> Task item
What lines in the data hold the string "username"? Show them.

> The records
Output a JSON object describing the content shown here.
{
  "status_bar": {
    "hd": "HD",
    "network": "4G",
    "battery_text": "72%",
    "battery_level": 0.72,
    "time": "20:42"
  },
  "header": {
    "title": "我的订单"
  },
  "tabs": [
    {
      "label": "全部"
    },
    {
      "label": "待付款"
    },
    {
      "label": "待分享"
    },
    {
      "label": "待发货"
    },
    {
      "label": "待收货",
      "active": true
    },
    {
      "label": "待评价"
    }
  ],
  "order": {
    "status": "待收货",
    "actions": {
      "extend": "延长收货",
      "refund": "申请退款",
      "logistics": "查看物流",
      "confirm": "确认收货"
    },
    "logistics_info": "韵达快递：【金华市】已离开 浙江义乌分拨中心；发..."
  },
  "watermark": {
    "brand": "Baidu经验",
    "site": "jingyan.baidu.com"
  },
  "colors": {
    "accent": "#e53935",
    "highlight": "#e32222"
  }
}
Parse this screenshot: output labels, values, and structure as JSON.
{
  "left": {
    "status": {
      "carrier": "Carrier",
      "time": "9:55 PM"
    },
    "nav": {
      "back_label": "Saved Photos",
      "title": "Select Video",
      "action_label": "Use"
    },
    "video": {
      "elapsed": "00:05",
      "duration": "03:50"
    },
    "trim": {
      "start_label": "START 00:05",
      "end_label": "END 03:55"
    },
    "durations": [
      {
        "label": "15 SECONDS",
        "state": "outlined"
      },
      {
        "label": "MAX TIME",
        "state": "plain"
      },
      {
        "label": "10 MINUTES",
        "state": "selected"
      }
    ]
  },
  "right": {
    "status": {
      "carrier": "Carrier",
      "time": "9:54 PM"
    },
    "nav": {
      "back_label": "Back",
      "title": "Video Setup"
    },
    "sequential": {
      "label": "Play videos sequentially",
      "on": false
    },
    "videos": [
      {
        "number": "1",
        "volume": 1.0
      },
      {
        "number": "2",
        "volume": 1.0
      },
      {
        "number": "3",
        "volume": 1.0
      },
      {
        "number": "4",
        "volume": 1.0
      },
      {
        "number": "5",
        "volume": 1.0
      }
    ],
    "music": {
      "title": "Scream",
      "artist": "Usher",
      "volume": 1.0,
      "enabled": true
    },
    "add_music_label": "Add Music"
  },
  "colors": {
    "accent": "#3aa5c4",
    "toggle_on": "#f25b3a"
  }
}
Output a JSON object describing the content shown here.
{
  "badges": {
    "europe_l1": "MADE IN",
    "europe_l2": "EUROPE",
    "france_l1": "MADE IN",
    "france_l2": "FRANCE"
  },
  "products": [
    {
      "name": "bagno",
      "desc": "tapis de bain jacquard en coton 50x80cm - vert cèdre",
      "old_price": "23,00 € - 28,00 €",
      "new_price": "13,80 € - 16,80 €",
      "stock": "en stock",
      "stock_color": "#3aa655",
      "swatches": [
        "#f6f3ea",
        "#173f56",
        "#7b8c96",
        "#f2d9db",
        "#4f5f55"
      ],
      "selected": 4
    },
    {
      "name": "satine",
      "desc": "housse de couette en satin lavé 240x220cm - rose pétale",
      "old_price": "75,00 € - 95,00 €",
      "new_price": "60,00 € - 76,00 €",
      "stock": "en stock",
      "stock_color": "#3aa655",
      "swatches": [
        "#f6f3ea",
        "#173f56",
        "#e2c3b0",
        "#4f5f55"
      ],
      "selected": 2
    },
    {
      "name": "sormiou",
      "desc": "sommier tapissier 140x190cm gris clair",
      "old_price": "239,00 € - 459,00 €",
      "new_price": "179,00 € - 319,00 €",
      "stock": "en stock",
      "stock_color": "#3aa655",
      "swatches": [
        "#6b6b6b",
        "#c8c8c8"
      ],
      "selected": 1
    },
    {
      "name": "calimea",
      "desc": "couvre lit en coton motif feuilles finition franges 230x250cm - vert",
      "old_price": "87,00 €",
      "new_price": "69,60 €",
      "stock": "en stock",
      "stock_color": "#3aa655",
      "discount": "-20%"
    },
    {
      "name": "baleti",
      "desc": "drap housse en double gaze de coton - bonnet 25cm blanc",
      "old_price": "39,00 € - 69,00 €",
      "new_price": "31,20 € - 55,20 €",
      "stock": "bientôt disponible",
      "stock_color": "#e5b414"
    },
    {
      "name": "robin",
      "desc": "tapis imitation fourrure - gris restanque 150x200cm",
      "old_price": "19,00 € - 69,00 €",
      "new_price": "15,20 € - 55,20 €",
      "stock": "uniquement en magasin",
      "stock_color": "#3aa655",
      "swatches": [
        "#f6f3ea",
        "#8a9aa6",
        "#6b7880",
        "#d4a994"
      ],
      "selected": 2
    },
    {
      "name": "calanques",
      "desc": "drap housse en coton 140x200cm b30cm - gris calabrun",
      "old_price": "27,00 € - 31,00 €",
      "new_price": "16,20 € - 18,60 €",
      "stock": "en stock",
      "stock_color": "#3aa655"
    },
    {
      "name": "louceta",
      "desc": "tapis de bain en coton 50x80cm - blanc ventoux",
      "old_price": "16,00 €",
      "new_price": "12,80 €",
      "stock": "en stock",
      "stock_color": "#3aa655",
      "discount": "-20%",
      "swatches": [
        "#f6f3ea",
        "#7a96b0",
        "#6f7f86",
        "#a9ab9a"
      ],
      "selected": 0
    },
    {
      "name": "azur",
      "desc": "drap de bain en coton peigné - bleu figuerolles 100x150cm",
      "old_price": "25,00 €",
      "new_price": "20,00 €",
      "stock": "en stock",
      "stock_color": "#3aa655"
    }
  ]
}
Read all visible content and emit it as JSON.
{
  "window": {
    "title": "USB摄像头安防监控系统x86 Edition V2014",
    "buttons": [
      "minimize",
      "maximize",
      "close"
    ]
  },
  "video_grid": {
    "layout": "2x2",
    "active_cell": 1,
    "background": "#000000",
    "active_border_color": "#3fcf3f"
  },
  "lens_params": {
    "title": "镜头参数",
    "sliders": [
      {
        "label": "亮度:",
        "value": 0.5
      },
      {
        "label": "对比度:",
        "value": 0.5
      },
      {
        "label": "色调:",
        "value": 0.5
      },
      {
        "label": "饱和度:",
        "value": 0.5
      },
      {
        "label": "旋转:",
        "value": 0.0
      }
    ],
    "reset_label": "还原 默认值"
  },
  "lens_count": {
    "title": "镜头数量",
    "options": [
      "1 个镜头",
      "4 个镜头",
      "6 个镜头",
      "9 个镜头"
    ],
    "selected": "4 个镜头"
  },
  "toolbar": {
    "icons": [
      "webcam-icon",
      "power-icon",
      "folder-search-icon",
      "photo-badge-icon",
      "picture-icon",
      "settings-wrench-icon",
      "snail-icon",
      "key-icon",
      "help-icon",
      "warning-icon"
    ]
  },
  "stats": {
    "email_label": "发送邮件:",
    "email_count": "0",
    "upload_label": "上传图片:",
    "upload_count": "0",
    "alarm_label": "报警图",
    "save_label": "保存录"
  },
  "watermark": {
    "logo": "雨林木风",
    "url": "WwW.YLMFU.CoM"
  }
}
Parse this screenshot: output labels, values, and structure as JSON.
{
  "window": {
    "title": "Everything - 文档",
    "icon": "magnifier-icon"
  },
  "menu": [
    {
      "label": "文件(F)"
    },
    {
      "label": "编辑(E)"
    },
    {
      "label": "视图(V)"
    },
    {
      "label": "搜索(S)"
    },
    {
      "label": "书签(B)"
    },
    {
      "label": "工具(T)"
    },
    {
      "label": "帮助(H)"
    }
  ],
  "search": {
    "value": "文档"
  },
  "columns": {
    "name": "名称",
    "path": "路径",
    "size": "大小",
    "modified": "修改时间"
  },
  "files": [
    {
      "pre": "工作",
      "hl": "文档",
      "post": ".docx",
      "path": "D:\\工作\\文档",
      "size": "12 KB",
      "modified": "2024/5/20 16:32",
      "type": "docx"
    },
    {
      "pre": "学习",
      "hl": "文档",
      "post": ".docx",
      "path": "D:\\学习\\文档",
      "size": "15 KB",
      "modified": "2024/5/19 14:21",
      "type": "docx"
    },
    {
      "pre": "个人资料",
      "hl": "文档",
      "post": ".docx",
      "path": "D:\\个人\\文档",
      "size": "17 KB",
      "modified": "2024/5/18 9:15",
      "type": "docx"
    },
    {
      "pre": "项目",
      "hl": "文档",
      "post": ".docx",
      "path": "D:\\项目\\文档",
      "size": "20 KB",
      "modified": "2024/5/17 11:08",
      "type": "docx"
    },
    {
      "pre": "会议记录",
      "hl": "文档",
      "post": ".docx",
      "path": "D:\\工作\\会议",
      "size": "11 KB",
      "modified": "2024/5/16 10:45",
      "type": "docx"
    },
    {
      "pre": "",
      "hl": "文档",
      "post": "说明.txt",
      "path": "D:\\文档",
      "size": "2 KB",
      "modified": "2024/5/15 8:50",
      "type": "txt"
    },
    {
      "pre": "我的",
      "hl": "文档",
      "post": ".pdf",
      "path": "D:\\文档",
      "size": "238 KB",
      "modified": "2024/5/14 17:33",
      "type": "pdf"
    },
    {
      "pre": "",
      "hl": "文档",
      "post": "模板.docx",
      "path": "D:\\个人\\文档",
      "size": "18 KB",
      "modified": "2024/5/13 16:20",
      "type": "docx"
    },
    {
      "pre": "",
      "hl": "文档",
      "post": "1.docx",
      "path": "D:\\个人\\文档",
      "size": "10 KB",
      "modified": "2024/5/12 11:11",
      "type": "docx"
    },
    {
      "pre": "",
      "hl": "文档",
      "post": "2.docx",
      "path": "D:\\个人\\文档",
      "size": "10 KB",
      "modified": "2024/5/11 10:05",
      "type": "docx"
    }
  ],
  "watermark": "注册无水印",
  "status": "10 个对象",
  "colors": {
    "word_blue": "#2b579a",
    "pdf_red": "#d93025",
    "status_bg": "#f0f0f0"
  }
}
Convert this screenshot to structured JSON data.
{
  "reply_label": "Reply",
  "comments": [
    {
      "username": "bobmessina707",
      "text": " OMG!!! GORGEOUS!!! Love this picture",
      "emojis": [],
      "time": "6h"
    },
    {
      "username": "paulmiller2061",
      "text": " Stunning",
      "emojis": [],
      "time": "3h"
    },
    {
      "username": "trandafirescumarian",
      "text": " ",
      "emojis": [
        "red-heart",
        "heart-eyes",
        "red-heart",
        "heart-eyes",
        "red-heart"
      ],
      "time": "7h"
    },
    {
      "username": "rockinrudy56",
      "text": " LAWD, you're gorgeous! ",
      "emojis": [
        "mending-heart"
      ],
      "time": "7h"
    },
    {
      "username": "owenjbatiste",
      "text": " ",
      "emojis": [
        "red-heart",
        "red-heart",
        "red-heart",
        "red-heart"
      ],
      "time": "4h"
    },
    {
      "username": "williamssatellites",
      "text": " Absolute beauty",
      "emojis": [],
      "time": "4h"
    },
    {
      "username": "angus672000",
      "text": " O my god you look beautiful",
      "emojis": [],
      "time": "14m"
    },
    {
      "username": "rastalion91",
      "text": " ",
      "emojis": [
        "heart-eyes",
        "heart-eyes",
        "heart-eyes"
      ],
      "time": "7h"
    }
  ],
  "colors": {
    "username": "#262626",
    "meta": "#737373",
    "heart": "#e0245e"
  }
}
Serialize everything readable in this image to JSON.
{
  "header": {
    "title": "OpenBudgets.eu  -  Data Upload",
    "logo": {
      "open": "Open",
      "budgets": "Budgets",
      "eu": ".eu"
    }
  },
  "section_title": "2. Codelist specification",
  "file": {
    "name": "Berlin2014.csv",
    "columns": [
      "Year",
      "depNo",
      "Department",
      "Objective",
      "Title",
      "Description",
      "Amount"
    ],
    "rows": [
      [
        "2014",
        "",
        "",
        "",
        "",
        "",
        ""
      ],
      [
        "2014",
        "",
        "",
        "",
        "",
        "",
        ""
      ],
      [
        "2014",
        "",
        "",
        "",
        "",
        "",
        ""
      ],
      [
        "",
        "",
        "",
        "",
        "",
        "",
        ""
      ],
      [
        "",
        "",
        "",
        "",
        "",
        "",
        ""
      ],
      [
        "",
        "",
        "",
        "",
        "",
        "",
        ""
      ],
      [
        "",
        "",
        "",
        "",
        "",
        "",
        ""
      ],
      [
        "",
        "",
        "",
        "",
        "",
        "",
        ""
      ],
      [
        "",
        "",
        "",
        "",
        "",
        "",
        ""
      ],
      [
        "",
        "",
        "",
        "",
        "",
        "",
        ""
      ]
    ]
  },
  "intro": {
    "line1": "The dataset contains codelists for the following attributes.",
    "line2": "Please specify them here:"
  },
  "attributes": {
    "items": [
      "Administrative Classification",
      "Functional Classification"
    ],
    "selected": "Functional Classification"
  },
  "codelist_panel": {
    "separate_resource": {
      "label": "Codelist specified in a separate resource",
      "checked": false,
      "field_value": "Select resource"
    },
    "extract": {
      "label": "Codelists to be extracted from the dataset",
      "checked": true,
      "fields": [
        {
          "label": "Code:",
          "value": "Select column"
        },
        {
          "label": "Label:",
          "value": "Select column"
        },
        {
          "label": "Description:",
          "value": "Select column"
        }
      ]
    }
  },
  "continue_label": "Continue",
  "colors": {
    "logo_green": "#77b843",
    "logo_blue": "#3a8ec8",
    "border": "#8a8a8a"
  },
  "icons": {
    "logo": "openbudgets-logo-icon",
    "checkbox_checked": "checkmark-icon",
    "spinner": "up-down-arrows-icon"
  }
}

> Written response
      "username": "bobmessina707",
      "username": "paulmiller2061",
      "username": "trandafirescumarian",
      "username": "rockinrudy56",
      "username": "owenjbatiste",
      "username": "williamssatellites",
      "username": "angus672000",
      "username": "rastalion91",
    "username": "#262626",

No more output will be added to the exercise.